Alongside the jetty a massive vessel is moored. The word ‘Independence’ is painted on its hull. Rusinas is the manager of the liquid natural gas (LNG) terminal in Lithuania’s main port and the concrete jetty is an essential component.

‘I am in charge of efficient, reliable, and safe operation of this terminal,’ Rusinas told the European Investment Bank’s Future Europe podcast. Gas reaches the ‘Independence’ by ship and is then pumped via the pipes contained in the jetty to the country’s national network. This vital infrastructure keeps the Baltic nation powered and heated. It also brings what industry experts call “security of supply”, because it frees Lithuania from a previous monopoly supplier. That’s key to the country’s future.

Cutting Russia dependence—and prices

The Klaipeda jetty and the LNG vessel were built in 2014, when the country faced an energy crisis. At that time, it was dependent upon Russia for its gas supplies. The prices Lithuania paid were the highest in Europe.

The ‘Independence’ can store huge amounts of liquid natural gas and convert it for supply around the country. Standing on the bridge of his ship, Captain Damagoj Miskovic says the ‘Independence’ “is basically everything. It is an LNG tanker, it’s a storage facility and it’s a factory.”

Captain Miskovic says that the vessel offered a number of advantages to building a similar onshore facility. “It’s cheaper, more cost efficient and has less of an impact upon the environment and surroundings.”

The ship offered a cheaper, cleaner and quicker alternative than building a similar onshore facility.

Investing in a pipeline to Independence

To ensure a safe, reliable and affordable supply of natural gas, Lithuania:

The EIB lent Klaipedos Nafta, the state-owned company responsible for the importing the gas, €73 million to get the terminal working. The terminal and the vessel, which is rented from a Norwegian company, came online at exactly the same time, ensuring a critically important supply of natural gas for the country.

EU bank backs Lithuania gas investment

Mindugas Yussus, Klaipėdos Nafta’s chief executive, told the Future Europe podcast the EIB’s involvement helped make the plan a reality. 

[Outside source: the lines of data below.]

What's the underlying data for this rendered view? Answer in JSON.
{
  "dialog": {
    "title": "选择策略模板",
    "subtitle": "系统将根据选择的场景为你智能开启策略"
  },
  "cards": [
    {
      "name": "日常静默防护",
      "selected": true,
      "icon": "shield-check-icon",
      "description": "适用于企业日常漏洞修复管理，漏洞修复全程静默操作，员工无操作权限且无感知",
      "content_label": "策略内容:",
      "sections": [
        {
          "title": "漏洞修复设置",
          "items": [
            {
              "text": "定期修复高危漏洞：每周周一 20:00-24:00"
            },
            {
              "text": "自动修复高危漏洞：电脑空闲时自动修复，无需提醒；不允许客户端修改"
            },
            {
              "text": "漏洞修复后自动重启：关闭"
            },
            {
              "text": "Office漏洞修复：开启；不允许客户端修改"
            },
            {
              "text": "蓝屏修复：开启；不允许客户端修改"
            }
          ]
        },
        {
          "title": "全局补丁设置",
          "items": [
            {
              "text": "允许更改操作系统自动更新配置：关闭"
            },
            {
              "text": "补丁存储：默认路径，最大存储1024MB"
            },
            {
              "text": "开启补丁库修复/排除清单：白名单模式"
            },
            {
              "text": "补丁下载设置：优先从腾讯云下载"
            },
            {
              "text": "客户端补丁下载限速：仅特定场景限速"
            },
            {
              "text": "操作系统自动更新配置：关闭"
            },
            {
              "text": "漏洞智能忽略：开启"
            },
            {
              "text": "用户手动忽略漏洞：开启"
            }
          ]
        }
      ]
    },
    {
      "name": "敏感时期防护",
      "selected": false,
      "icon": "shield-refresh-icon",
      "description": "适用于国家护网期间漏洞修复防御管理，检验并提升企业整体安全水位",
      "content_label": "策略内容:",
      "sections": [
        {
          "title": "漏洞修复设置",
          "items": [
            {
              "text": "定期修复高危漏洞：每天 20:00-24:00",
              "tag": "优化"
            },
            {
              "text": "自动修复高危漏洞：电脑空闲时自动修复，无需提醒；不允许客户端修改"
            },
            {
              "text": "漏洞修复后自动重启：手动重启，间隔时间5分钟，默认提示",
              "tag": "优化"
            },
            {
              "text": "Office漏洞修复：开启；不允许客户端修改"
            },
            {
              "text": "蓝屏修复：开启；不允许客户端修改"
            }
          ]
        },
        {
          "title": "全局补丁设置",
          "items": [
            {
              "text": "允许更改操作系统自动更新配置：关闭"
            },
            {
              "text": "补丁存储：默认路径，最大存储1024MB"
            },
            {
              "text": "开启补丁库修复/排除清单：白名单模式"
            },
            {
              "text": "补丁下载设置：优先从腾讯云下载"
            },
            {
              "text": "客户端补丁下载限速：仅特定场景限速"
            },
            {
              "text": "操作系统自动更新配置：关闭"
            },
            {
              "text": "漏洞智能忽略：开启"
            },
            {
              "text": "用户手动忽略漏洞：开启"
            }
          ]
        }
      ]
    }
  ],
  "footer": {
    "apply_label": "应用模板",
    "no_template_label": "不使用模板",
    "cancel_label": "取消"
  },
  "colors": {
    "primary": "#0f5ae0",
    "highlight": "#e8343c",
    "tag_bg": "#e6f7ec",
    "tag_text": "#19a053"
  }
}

“It was very doubtful that we could have implemented this project without the EIB’s support. First of all, financially it was a very important injection, and having such a strong financing background helped us gather the best possible services for the price.”

For the EIB, assisting Klaipėdos Nafta fulfilled its objectives for the country and the surrounding region. “This was the perfect project for EIB,” says Andrius Sokolovskis, an EIB loan officer with responsibility for the area of the Baltic Sea.  “We look for projects that really make wide-scale changes. And not only Lithuania benefited from this independent supply, but also the countries around, such as Latvia and Estonia.”

Lithuania gas investment brings self-sufficiency and self-confidence

The jetty and ship have given Lithuania a reasonably priced supply of energy. But at the same time it has begun to diversify with alternative sources of power, including renewable energy. All this has helped stabilize the Lithuanian economy.

The liquid natural gas facility has also become a point of national pride. Martinas Abrozaitis, a senior engineer for Klaipėdos Nafta, is one of a team responsible for ensuring an uninterrupted and safe supply of gas. He told the Future Europe podcast that, for him, the work is more than just a job.  

“Sometimes it’s dangerous for me and my colleagues. But it’s a huge and very successful project and I am very happy to be here. I think it’s very, very important not just for me not for my colleagues but for all us – for all Lithuanians.